Our recent study, The Rental Experience: Setting the Standard, aimed to find out more about the modern UK renter – who they are, why they rent and the barriers they face as renters, writes Victoria Hurcomb of Sigma Capital Group.
Historically, society is focused on incentivising buying a home. There are government schemes like Help to Buy and TV shows that cast a shadow over renting, focusing on rogue landlords. You seldom hear about the positive stories of renting.
Our recent findings showed that almost half of renters in the UK (46%) were quite happy renting, while 24% were very happy, 22% were not very happy and 9% were not at all happy. These findings could suggest that societal factors and pressures may tend to be what drives the desire to buy a property, rather than the experience itself.
The report also found that many older renters thought they were in the minority, when in fact, those aged 35-44 make up the largest group of renters at 25%, and the average age of a renter is actually 45.
It became apparent during the research that many renters, particularly those over 35, would prefer to keep this detail secret from friends and neighbours, not because they are unhappy renting, but because they are concerned with what society thinks. In doing so, it unfortunately feeds some of the common myths around rental happiness, the perception of landlords and the assumed demographic of today’s renter.

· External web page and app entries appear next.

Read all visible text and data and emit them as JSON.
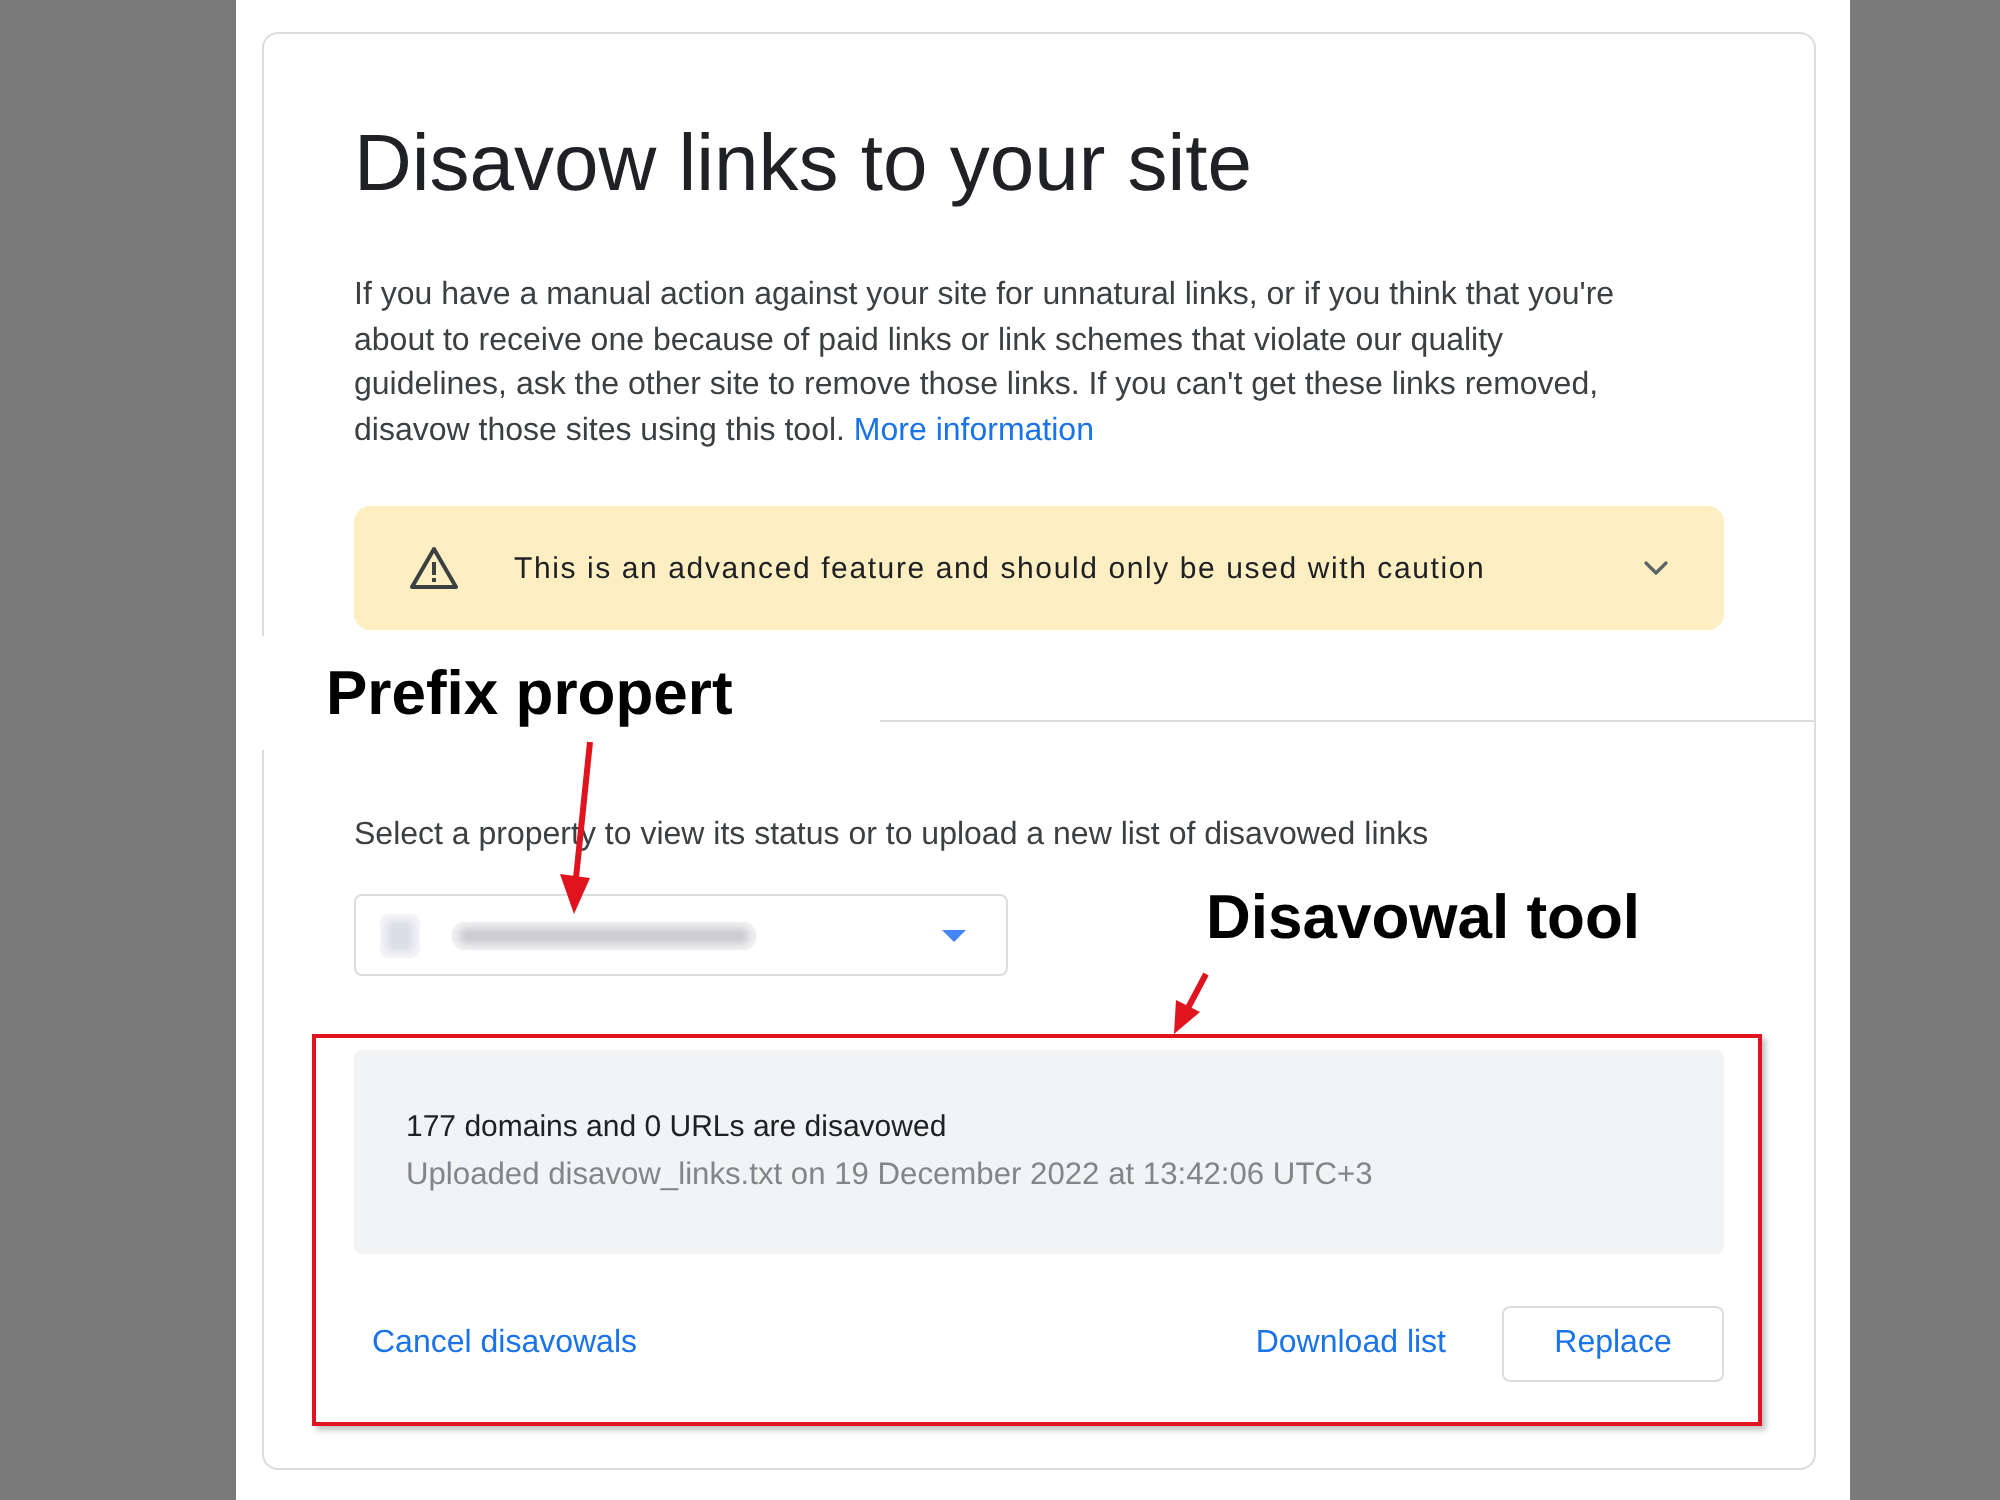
{
  "page": {
    "title": "Disavow links to your site",
    "intro": "If you have a manual action against your site for unnatural links, or if you think that you're about to receive one because of paid links or link schemes that violate our quality guidelines, ask the other site to remove those links. If you can't get these links removed, disavow those sites using this tool.",
    "intro_link": "More information"
  },
  "warning": {
    "text": "This is an advanced feature and should only be used with caution",
    "expanded": false
  },
  "property": {
    "prompt": "Select a property to view its status or to upload a new list of disavowed links"
  },
  "status": {
    "summary": "177 domains and 0 URLs are disavowed",
    "detail": "Uploaded disavow_links.txt on 19 December 2022 at 13:42:06 UTC+3"
  },
  "actions_start": [
    {
      "kind": "text",
      "label": "Cancel disavowals"
    }
  ],
  "actions_end": [
    {
      "kind": "text",
      "label": "Download list"
    },
    {
      "kind": "outlined",
      "label": "Replace"
    }
  ],
  "annotations": [
    {
      "text": "Prefix propert"
    },
    {
      "text": "Disavowal tool"
    }
  ]
}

In many parts of Europe, renting a home in the long term is very much the norm. For countries like Germany, France and Austria, renting a property is just part of everyday living for the majority. In Berlin, it is estimated that around 72% of the population rent.
In Britain, we are taught from an early age that buying a home is the ultimate life goal. Yet times and opinions do appear to be changing. Increasingly more people in the UK are now choosing to rent as an alternative to buying a property, with predictions that in 2025, some 60% of Londoners will be renting.
There can be a lot of grey areas when it comes to renting and people have vastly different experiences. Renters often feel like their landlords chose them and not the other way around. Searches are usually based on property and location, so house hunters only get to know the quality of their landlord once they move in. Renters feel it can often be potluck as to who the landlord is and the service they give.
Our research found that although some renters across the UK still see renting as ‘dead’ money, there are many benefits to renting that are important to people, such as having more freedom and flexibility, as well as a greater choice of living environments and having the opportunity to live in a better area or larger property than would be achievable if they were looking to buy.
The market is changing and maturing, and it is possible that in the future, more and more people will take a leaf out of Europe’s book and start to see renting as a more aspirational choice.
- Victoria Hurcomb is head of marketing at Sigma Capital Group